Data to use below:

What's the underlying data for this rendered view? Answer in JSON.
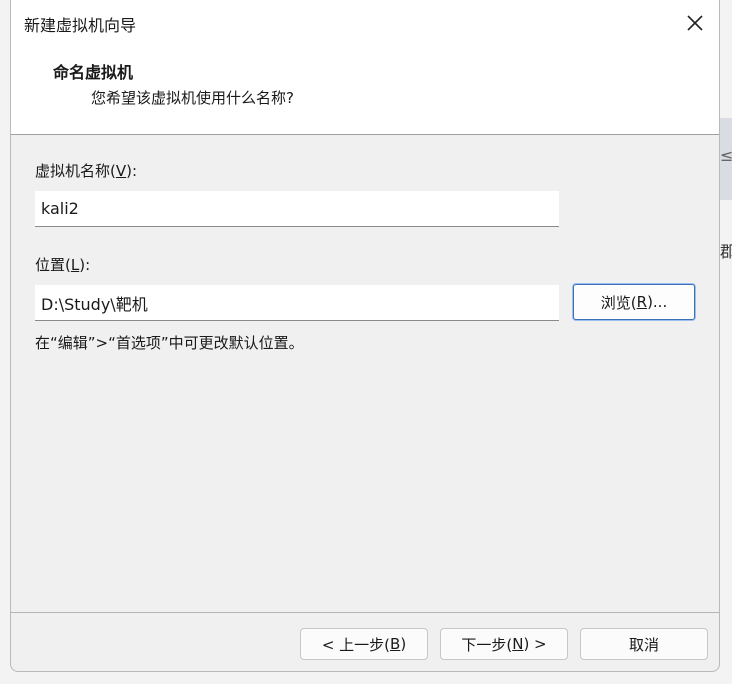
{
  "window": {
    "title": "新建虚拟机向导",
    "close_icon": "close-icon"
  },
  "header": {
    "title": "命名虚拟机",
    "subtitle": "您希望该虚拟机使用什么名称?"
  },
  "form": {
    "name_label_prefix": "虚拟机名称(",
    "name_label_key": "V",
    "name_label_suffix": "):",
    "name_value": "kali2",
    "location_label_prefix": "位置(",
    "location_label_key": "L",
    "location_label_suffix": "):",
    "location_value": "D:\\Study\\靶机",
    "browse_prefix": "浏览(",
    "browse_key": "R",
    "browse_suffix": ")...",
    "hint": "在“编辑”>“首选项”中可更改默认位置。"
  },
  "footer": {
    "back_prefix": "< 上一步(",
    "back_key": "B",
    "back_suffix": ")",
    "next_prefix": "下一步(",
    "next_key": "N",
    "next_suffix": ") >",
    "cancel_label": "取消"
  },
  "background_app": {
    "glyph_top": "≤",
    "glyph_bottom": "郡"
  }
}
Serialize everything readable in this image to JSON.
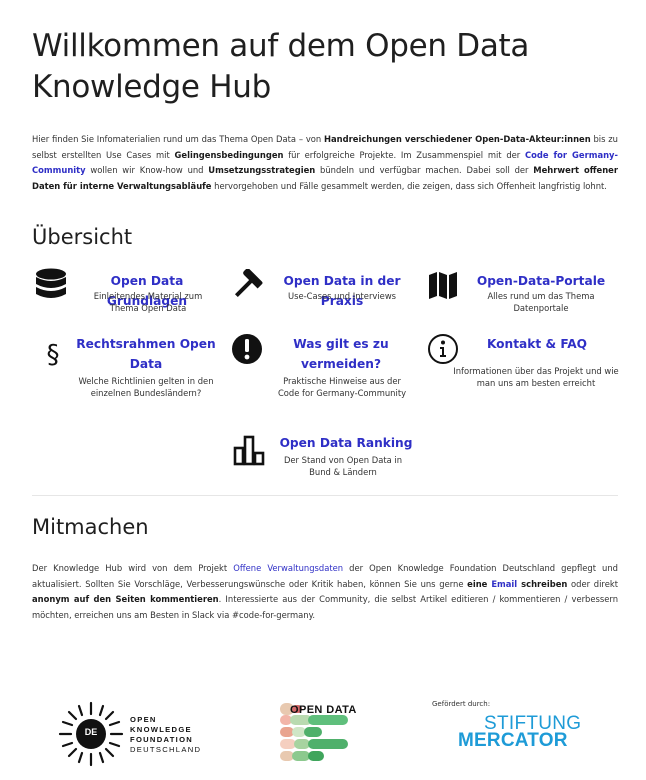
{
  "page": {
    "title": "Willkommen auf dem Open Data Knowledge Hub"
  },
  "intro": {
    "t1": "Hier finden Sie Infomaterialien rund um das Thema Open Data – von ",
    "b1": "Handreichungen verschiedener Open-Data-Akteur:innen",
    "t2": " bis zu selbst erstellten Use Cases mit ",
    "b2": "Gelingensbedingungen",
    "t3": " für erfolgreiche Projekte. Im Zusammenspiel mit der ",
    "link": "Code for Germany-Community",
    "t4": " wollen wir Know-how und ",
    "b3": "Umsetzungsstrategien",
    "t5": " bündeln und verfügbar machen. Dabei soll der ",
    "b4": "Mehrwert offener Daten für interne Verwaltungsabläufe",
    "t6": " hervorgehoben und Fälle gesammelt werden, die zeigen, dass sich Offenheit langfristig lohnt."
  },
  "overview": {
    "heading": "Übersicht",
    "tiles": [
      {
        "title": "Open Data Grundlagen",
        "desc": "Einleitendes Material zum Thema Open Data",
        "icon": "database-icon"
      },
      {
        "title": "Open Data in der Praxis",
        "desc": "Use-Cases und Interviews",
        "icon": "hammer-icon"
      },
      {
        "title": "Open-Data-Portale",
        "desc": "Alles rund um das Thema Datenportale",
        "icon": "map-icon"
      },
      {
        "title": "Rechtsrahmen Open Data",
        "desc": "Welche Richtlinien gelten in den einzelnen Bundesländern?",
        "icon": "paragraph-icon",
        "glyph": "§"
      },
      {
        "title": "Was gilt es zu vermeiden?",
        "desc": "Praktische Hinweise aus der Code for Germany-Community",
        "icon": "exclamation-icon",
        "glyph": "!"
      },
      {
        "title": "Kontakt & FAQ",
        "desc": "Informationen über das Projekt und wie man uns am besten erreicht",
        "icon": "info-icon",
        "glyph": "i"
      },
      {
        "title": "Open Data Ranking",
        "desc": "Der Stand von Open Data in Bund & Ländern",
        "icon": "bar-chart-icon"
      }
    ]
  },
  "mitmachen": {
    "heading": "Mitmachen",
    "t1": "Der Knowledge Hub wird von dem Projekt ",
    "link1": "Offene Verwaltungsdaten",
    "t2": " der Open Knowledge Foundation Deutschland gepflegt und aktualisiert. Sollten Sie Vorschläge, Verbesserungswünsche oder Kritik haben, können Sie uns gerne ",
    "b1": "eine ",
    "link2": "Email",
    "b2": " schreiben",
    "t3": " oder direkt ",
    "b3": "anonym auf den Seiten kommentieren",
    "t4": ". Interessierte aus der Community, die selbst Artikel editieren / kommentieren / verbessern möchten, erreichen uns am Besten in Slack via #code-for-germany."
  },
  "footer": {
    "okf": {
      "badge": "DE",
      "lines": [
        "OPEN",
        "KNOWLEDGE",
        "FOUNDATION",
        "DEUTSCHLAND"
      ]
    },
    "opendata": {
      "text": "OPEN DATA"
    },
    "mercator": {
      "label": "Gefördert durch:",
      "line1": "STIFTUNG",
      "line2": "MERCATOR"
    }
  },
  "colors": {
    "link": "#2f2fc6",
    "text": "#333333",
    "heading": "#1f1f1f",
    "mercator": "#1e9bd7"
  }
}
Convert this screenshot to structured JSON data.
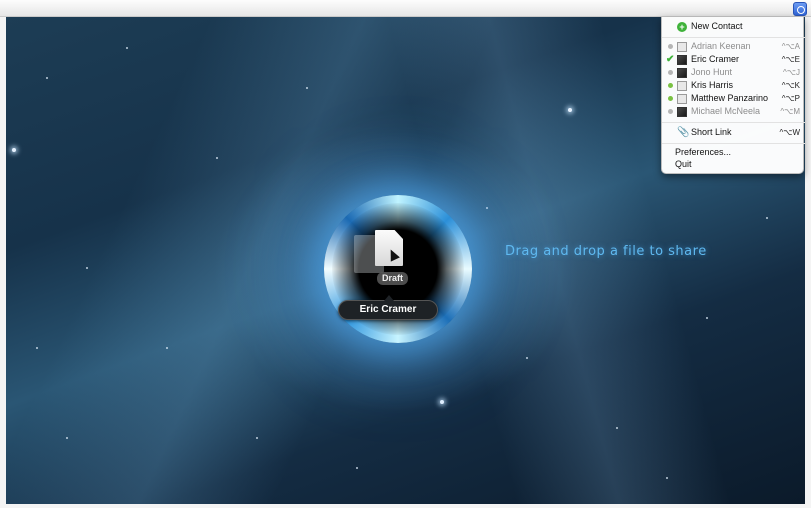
{
  "menu": {
    "new_contact": "New Contact",
    "contacts": [
      {
        "name": "Adrian Keenan",
        "shortcut": "^⌥A",
        "status": "offline",
        "checked": false,
        "photo": false
      },
      {
        "name": "Eric Cramer",
        "shortcut": "^⌥E",
        "status": "selected",
        "checked": true,
        "photo": true
      },
      {
        "name": "Jono Hunt",
        "shortcut": "^⌥J",
        "status": "offline",
        "checked": false,
        "photo": true
      },
      {
        "name": "Kris Harris",
        "shortcut": "^⌥K",
        "status": "online",
        "checked": false,
        "photo": false
      },
      {
        "name": "Matthew Panzarino",
        "shortcut": "^⌥P",
        "status": "online",
        "checked": false,
        "photo": false
      },
      {
        "name": "Michael McNeela",
        "shortcut": "^⌥M",
        "status": "offline",
        "checked": false,
        "photo": true
      }
    ],
    "short_link": "Short Link",
    "short_link_shortcut": "^⌥W",
    "preferences": "Preferences...",
    "quit": "Quit"
  },
  "drop_area": {
    "hint": "Drag and drop a file to share",
    "file_label": "Draft",
    "target_contact": "Eric Cramer"
  },
  "colors": {
    "online": "#7ac143",
    "offline": "#b5b5b5",
    "accent": "#5fb9f0"
  },
  "icons": {
    "status_item": "app-status-icon",
    "new_contact": "plus-icon",
    "short_link": "paperclip-icon"
  }
}
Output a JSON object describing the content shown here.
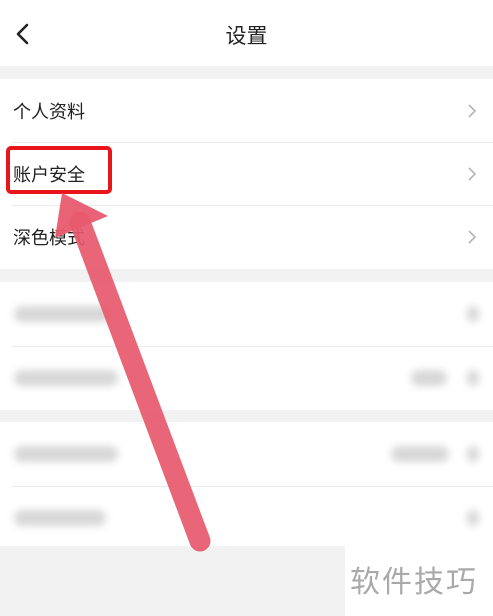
{
  "header": {
    "title": "设置"
  },
  "settings": {
    "items": [
      {
        "label": "个人资料"
      },
      {
        "label": "账户安全"
      },
      {
        "label": "深色模式"
      }
    ]
  },
  "watermark": "软件技巧",
  "colors": {
    "highlight": "#e8161b",
    "arrow": "#e85a6e",
    "page_background": "#f2f2f2",
    "card_background": "#ffffff"
  },
  "icons": {
    "back": "chevron-left-icon",
    "row_arrow": "chevron-right-icon"
  }
}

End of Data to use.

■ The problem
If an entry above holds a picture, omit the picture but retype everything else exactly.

■ Finished exercise
What's the underlying data for this rendered view? Answer in JSON.
{
  "window": {
    "title": "新建虚拟机向导",
    "close_icon": "close-icon"
  },
  "header": {
    "title": "命名虚拟机",
    "subtitle": "您希望该虚拟机使用什么名称?"
  },
  "form": {
    "name_label_prefix": "虚拟机名称(",
    "name_label_key": "V",
    "name_label_suffix": "):",
    "name_value": "kali2",
    "location_label_prefix": "位置(",
    "location_label_key": "L",
    "location_label_suffix": "):",
    "location_value": "D:\\Study\\靶机",
    "browse_prefix": "浏览(",
    "browse_key": "R",
    "browse_suffix": ")...",
    "hint": "在“编辑”>“首选项”中可更改默认位置。"
  },
  "footer": {
    "back_prefix": "< 上一步(",
    "back_key": "B",
    "back_suffix": ")",
    "next_prefix": "下一步(",
    "next_key": "N",
    "next_suffix": ") >",
    "cancel_label": "取消"
  },
  "background_app": {
    "glyph_top": "≤",
    "glyph_bottom": "郡"
  }
}
Serialize everything readable in this image to JSON.
{
  "page": {
    "title": "Willkommen auf dem Open Data Knowledge Hub"
  },
  "intro": {
    "t1": "Hier finden Sie Infomaterialien rund um das Thema Open Data – von ",
    "b1": "Handreichungen verschiedener Open-Data-Akteur:innen",
    "t2": " bis zu selbst erstellten Use Cases mit ",
    "b2": "Gelingensbedingungen",
    "t3": " für erfolgreiche Projekte. Im Zusammenspiel mit der ",
    "link": "Code for Germany-Community",
    "t4": " wollen wir Know-how und ",
    "b3": "Umsetzungsstrategien",
    "t5": " bündeln und verfügbar machen. Dabei soll der ",
    "b4": "Mehrwert offener Daten für interne Verwaltungsabläufe",
    "t6": " hervorgehoben und Fälle gesammelt werden, die zeigen, dass sich Offenheit langfristig lohnt."
  },
  "overview": {
    "heading": "Übersicht",
    "tiles": [
      {
        "title": "Open Data Grundlagen",
        "desc": "Einleitendes Material zum Thema Open Data",
        "icon": "database-icon"
      },
      {
        "title": "Open Data in der Praxis",
        "desc": "Use-Cases und Interviews",
        "icon": "hammer-icon"
      },
      {
        "title": "Open-Data-Portale",
        "desc": "Alles rund um das Thema Datenportale",
        "icon": "map-icon"
      },
      {
        "title": "Rechtsrahmen Open Data",
        "desc": "Welche Richtlinien gelten in den einzelnen Bundesländern?",
        "icon": "paragraph-icon",
        "glyph": "§"
      },
      {
        "title": "Was gilt es zu vermeiden?",
        "desc": "Praktische Hinweise aus der Code for Germany-Community",
        "icon": "exclamation-icon",
        "glyph": "!"
      },
      {
        "title": "Kontakt & FAQ",
        "desc": "Informationen über das Projekt und wie man uns am besten erreicht",
        "icon": "info-icon",
        "glyph": "i"
      },
      {
        "title": "Open Data Ranking",
        "desc": "Der Stand von Open Data in Bund & Ländern",
        "icon": "bar-chart-icon"
      }
    ]
  },
  "mitmachen": {
    "heading": "Mitmachen",
    "t1": "Der Knowledge Hub wird von dem Projekt ",
    "link1": "Offene Verwaltungsdaten",
    "t2": " der Open Knowledge Foundation Deutschland gepflegt und aktualisiert. Sollten Sie Vorschläge, Verbesserungswünsche oder Kritik haben, können Sie uns gerne ",
    "b1": "eine ",
    "link2": "Email",
    "b2": " schreiben",
    "t3": " oder direkt ",
    "b3": "anonym auf den Seiten kommentieren",
    "t4": ". Interessierte aus der Community, die selbst Artikel editieren / kommentieren / verbessern möchten, erreichen uns am Besten in Slack via #code-for-germany."
  },
  "footer": {
    "okf": {
      "badge": "DE",
      "lines": [
        "OPEN",
        "KNOWLEDGE",
        "FOUNDATION",
        "DEUTSCHLAND"
      ]
    },
    "opendata": {
      "text": "OPEN DATA"
    },
    "mercator": {
      "label": "Gefördert durch:",
      "line1": "STIFTUNG",
      "line2": "MERCATOR"
    }
  },
  "colors": {
    "link": "#2f2fc6",
    "text": "#333333",
    "heading": "#1f1f1f",
    "mercator": "#1e9bd7"
  }
}
Convert this screenshot to structured JSON data.
{
  "menu": {
    "new_contact": "New Contact",
    "contacts": [
      {
        "name": "Adrian Keenan",
        "shortcut": "^⌥A",
        "status": "offline",
        "checked": false,
        "photo": false
      },
      {
        "name": "Eric Cramer",
        "shortcut": "^⌥E",
        "status": "selected",
        "checked": true,
        "photo": true
      },
      {
        "name": "Jono Hunt",
        "shortcut": "^⌥J",
        "status": "offline",
        "checked": false,
        "photo": true
      },
      {
        "name": "Kris Harris",
        "shortcut": "^⌥K",
        "status": "online",
        "checked": false,
        "photo": false
      },
      {
        "name": "Matthew Panzarino",
        "shortcut": "^⌥P",
        "status": "online",
        "checked": false,
        "photo": false
      },
      {
        "name": "Michael McNeela",
        "shortcut": "^⌥M",
        "status": "offline",
        "checked": false,
        "photo": true
      }
    ],
    "short_link": "Short Link",
    "short_link_shortcut": "^⌥W",
    "preferences": "Preferences...",
    "quit": "Quit"
  },
  "drop_area": {
    "hint": "Drag and drop a file to share",
    "file_label": "Draft",
    "target_contact": "Eric Cramer"
  },
  "colors": {
    "online": "#7ac143",
    "offline": "#b5b5b5",
    "accent": "#5fb9f0"
  },
  "icons": {
    "status_item": "app-status-icon",
    "new_contact": "plus-icon",
    "short_link": "paperclip-icon"
  }
}
Output a JSON object describing the content shown here.
{
  "header": {
    "title": "设置"
  },
  "settings": {
    "items": [
      {
        "label": "个人资料"
      },
      {
        "label": "账户安全"
      },
      {
        "label": "深色模式"
      }
    ]
  },
  "watermark": "软件技巧",
  "colors": {
    "highlight": "#e8161b",
    "arrow": "#e85a6e",
    "page_background": "#f2f2f2",
    "card_background": "#ffffff"
  },
  "icons": {
    "back": "chevron-left-icon",
    "row_arrow": "chevron-right-icon"
  }
}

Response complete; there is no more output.